> _WHAT YOU NEED TO DO_:
Output each record below exactly. No images go in the copy.

-- RECORDS SUPPLIED follows --

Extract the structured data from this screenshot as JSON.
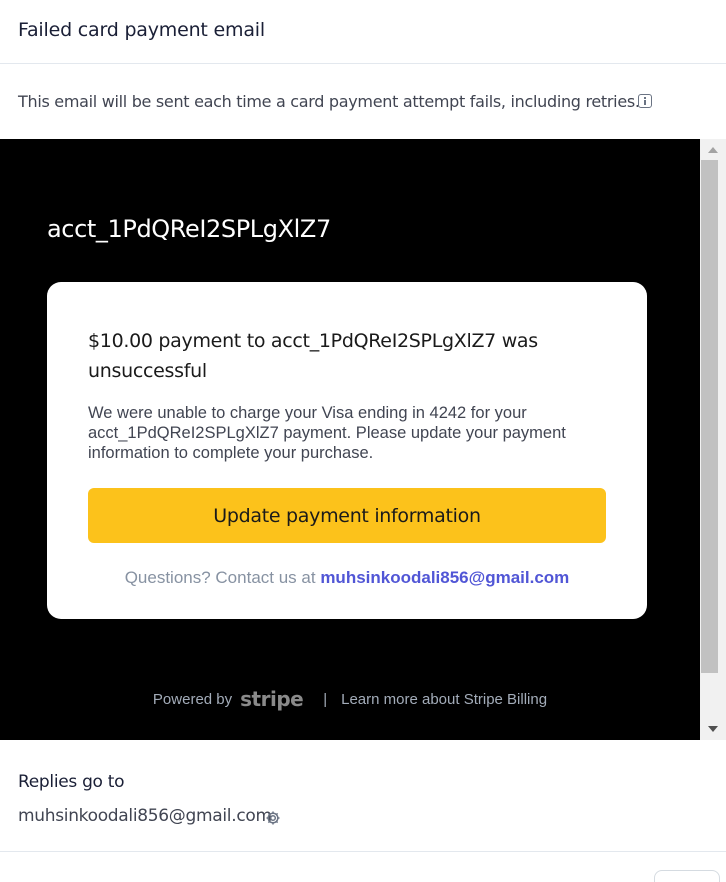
{
  "header": {
    "title": "Failed card payment email"
  },
  "description": {
    "text": "This email will be sent each time a card payment attempt fails, including retries."
  },
  "preview": {
    "account_title": "acct_1PdQReI2SPLgXlZ7",
    "card": {
      "heading": "$10.00 payment to acct_1PdQReI2SPLgXlZ7 was unsuccessful",
      "body": "We were unable to charge your Visa ending in 4242 for your acct_1PdQReI2SPLgXlZ7 payment. Please update your payment information to complete your purchase.",
      "button_label": "Update payment information",
      "questions_prefix": "Questions? Contact us at",
      "contact_email": "muhsinkoodali856@gmail.com"
    },
    "footer": {
      "powered_by": "Powered by",
      "stripe_logo": "stripe",
      "separator": "|",
      "learn_more": "Learn more about Stripe Billing"
    }
  },
  "replies": {
    "label": "Replies go to",
    "email": "muhsinkoodali856@gmail.com"
  },
  "colors": {
    "button": "#fcc21b",
    "link": "#5156d6",
    "preview_bg": "#000000"
  }
}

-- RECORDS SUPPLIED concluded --

> _EXERCISE OUTPUT_:
Extract the structured data from this screenshot as JSON.
{
  "header": {
    "title": "Failed card payment email"
  },
  "description": {
    "text": "This email will be sent each time a card payment attempt fails, including retries."
  },
  "preview": {
    "account_title": "acct_1PdQReI2SPLgXlZ7",
    "card": {
      "heading": "$10.00 payment to acct_1PdQReI2SPLgXlZ7 was unsuccessful",
      "body": "We were unable to charge your Visa ending in 4242 for your acct_1PdQReI2SPLgXlZ7 payment. Please update your payment information to complete your purchase.",
      "button_label": "Update payment information",
      "questions_prefix": "Questions? Contact us at",
      "contact_email": "muhsinkoodali856@gmail.com"
    },
    "footer": {
      "powered_by": "Powered by",
      "stripe_logo": "stripe",
      "separator": "|",
      "learn_more": "Learn more about Stripe Billing"
    }
  },
  "replies": {
    "label": "Replies go to",
    "email": "muhsinkoodali856@gmail.com"
  },
  "colors": {
    "button": "#fcc21b",
    "link": "#5156d6",
    "preview_bg": "#000000"
  }
}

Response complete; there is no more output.